By MICHAEL PERKINS
FOR SOME, UTTERING THE WORD ABSTRACTION ALOUD is like saying bringing up politics at a family get-together, in that it forces people to take sides, or to account for their taste in front of others. And when you tie that scary word to art, specifically photography, people start to forget about making pictures, and begin wondering “what it all means”, or, worse, what an image is “supposed to be about”. We start making photos like regimented school children, all of us coloring the sun the same yellow and always drawing people with eyes in the same part of their face.
Instead of using the term abstraction to describe the idea of seeing something differently, I prefer the word extraction, as if we are pulling something different out of a subject. And it’s really not that academic. When we abstract/extract something, we are changing the relationship between the object and how we typically view it. Can showing just part of its shape register in our brains differently than viewing the entire thing? If I interpret it in monochrome versus color, can I re-shape the way you look at its positive (light) or negative (dark) space?

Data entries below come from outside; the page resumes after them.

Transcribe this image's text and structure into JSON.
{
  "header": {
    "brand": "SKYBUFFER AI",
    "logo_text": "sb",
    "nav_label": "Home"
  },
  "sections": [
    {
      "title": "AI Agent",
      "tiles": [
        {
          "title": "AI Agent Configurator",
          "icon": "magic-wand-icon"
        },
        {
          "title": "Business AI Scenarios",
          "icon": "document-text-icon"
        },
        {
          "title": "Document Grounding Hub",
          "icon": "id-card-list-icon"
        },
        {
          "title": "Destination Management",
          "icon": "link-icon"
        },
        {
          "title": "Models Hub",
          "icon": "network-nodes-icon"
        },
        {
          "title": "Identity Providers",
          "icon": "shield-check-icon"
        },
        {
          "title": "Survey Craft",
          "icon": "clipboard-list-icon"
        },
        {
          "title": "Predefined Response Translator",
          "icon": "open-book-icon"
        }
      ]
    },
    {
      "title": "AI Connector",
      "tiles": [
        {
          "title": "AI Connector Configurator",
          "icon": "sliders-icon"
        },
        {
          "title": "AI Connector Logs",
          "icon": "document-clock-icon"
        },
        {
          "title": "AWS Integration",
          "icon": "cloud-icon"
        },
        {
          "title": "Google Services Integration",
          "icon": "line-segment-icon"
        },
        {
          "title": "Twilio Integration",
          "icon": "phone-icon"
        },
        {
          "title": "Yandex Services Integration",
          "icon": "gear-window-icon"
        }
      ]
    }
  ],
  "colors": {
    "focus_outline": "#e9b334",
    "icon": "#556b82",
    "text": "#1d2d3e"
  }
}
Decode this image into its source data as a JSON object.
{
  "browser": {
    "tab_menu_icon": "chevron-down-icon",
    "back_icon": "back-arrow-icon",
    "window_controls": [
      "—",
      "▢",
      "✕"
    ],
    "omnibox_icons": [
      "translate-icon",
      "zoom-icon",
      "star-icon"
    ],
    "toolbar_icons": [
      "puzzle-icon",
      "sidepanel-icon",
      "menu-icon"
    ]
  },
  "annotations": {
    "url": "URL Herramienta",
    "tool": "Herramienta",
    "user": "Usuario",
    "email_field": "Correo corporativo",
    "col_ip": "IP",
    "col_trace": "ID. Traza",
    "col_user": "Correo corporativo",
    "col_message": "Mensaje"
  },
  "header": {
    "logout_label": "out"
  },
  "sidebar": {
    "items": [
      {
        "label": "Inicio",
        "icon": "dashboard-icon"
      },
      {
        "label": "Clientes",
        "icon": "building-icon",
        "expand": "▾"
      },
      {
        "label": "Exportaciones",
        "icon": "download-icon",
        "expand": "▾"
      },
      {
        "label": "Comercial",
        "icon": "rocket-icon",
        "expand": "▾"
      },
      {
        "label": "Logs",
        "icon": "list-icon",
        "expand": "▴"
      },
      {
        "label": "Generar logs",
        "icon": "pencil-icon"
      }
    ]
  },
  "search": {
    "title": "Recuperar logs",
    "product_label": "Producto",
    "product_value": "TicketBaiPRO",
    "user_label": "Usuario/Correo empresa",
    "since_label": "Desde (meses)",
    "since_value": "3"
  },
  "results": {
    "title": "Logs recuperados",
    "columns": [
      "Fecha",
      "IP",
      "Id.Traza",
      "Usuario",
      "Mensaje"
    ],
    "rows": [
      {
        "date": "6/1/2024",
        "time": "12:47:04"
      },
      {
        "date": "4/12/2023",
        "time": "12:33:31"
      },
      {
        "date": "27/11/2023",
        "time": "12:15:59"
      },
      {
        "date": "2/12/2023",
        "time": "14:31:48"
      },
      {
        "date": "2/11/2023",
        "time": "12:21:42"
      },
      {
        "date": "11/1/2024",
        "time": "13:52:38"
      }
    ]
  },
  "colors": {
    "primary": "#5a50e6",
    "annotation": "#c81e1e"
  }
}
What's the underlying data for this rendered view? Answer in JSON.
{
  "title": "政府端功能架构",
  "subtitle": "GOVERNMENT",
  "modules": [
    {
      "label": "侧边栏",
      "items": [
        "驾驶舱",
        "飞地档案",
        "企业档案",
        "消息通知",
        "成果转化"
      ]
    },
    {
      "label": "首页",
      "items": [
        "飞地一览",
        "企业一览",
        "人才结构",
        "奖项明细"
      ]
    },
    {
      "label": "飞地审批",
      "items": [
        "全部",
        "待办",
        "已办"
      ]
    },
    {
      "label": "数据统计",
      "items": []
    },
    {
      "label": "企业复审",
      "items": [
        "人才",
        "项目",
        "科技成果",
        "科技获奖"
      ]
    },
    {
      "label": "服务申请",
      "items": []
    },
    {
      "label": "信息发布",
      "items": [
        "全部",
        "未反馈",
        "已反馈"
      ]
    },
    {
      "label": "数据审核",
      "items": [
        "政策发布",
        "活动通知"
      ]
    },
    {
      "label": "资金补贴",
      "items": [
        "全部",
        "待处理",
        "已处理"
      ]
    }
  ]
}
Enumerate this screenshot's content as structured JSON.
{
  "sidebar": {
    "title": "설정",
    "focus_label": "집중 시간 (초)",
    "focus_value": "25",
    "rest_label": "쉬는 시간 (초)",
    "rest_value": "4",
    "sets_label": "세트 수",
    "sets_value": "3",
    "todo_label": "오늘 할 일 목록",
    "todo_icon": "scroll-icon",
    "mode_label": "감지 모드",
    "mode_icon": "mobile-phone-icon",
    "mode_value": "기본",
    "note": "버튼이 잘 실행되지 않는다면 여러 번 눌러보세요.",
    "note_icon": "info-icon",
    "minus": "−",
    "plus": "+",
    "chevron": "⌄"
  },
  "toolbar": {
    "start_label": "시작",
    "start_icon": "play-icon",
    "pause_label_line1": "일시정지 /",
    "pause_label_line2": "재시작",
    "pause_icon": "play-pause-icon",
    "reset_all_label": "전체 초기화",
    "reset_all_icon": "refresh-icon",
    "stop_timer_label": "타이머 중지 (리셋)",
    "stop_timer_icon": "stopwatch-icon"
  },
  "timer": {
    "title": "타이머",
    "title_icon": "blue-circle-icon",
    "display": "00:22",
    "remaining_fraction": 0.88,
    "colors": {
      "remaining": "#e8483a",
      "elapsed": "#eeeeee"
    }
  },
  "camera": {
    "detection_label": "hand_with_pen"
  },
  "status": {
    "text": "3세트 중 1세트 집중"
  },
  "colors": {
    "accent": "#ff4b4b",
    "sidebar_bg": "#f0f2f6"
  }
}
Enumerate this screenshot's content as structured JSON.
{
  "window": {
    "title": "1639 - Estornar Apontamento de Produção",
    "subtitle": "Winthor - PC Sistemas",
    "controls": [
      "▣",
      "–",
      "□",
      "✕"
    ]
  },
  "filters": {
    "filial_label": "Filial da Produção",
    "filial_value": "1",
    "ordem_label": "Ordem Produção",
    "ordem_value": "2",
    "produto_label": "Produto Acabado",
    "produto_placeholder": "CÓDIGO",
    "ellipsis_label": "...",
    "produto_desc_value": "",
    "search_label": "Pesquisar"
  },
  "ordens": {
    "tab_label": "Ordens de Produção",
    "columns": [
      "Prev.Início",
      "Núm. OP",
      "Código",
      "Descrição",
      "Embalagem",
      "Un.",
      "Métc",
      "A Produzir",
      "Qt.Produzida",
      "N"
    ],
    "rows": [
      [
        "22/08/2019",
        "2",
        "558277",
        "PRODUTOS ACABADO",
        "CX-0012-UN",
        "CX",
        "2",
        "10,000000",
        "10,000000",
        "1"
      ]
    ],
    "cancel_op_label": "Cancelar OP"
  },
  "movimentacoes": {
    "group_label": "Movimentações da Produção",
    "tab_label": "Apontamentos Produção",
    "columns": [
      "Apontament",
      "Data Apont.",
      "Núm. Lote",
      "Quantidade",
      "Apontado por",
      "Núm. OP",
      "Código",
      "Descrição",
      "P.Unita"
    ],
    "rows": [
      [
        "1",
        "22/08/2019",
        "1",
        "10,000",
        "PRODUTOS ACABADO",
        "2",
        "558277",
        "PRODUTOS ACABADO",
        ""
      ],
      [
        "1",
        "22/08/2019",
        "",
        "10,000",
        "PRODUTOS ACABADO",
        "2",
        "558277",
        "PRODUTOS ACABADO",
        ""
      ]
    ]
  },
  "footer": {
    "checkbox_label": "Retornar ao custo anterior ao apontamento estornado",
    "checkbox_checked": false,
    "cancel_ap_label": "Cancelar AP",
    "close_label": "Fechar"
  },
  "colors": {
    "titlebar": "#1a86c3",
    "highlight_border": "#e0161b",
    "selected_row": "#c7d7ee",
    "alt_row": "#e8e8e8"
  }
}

In abstracting/extracting, aren’t we really acting like designers, taking the familiar and rendering it unfamiliar to look at how it’s made and how we interact with it? Just as a designer might decide to create a different kind of teapot, can’t we take an existing teapot and change the way it impacts the eye? That’s all extraction is; one more way to shuffle the deck.
The object at the top of the page, a rare injection-molded plastic saxophone from the 1940’s, had already been “abstracted” by its designer, since we all have a traditional way of visually “knowing” that instrument. That is, it’s supposed to be brass-colored metal, curve in such-and-such a fashion, and feature ornamentation of a set type. Prominently, the designer re-ordered the sax’s features… in plastic, with browns and purples arranged in a fluid, stylized flow of elements. That means, that, as a photographer, I begin with my own set of expectations for the object already substantially challenged. Further, in photographing it, I can rotate the sax, compose it in the frame in an alternate fashion, reassign or intensify its colors, or, as in the small insert(which is a composite of a color negative, a monochrome negative, and a color positive), even change the relationship between surface and shadow.
There is a reason why even the police “abstract” a face into two interpretations, using both head-on and profile views in mug shots. Fact is, when you choose the viewpoint on an object, you change the interpretation of how the eye “learns” it. You extract something fresh from it . That’s the nature of photography, and scary words like “abstract” shouldn’t halt the ongoing conversation about what a picture is…or isn’t.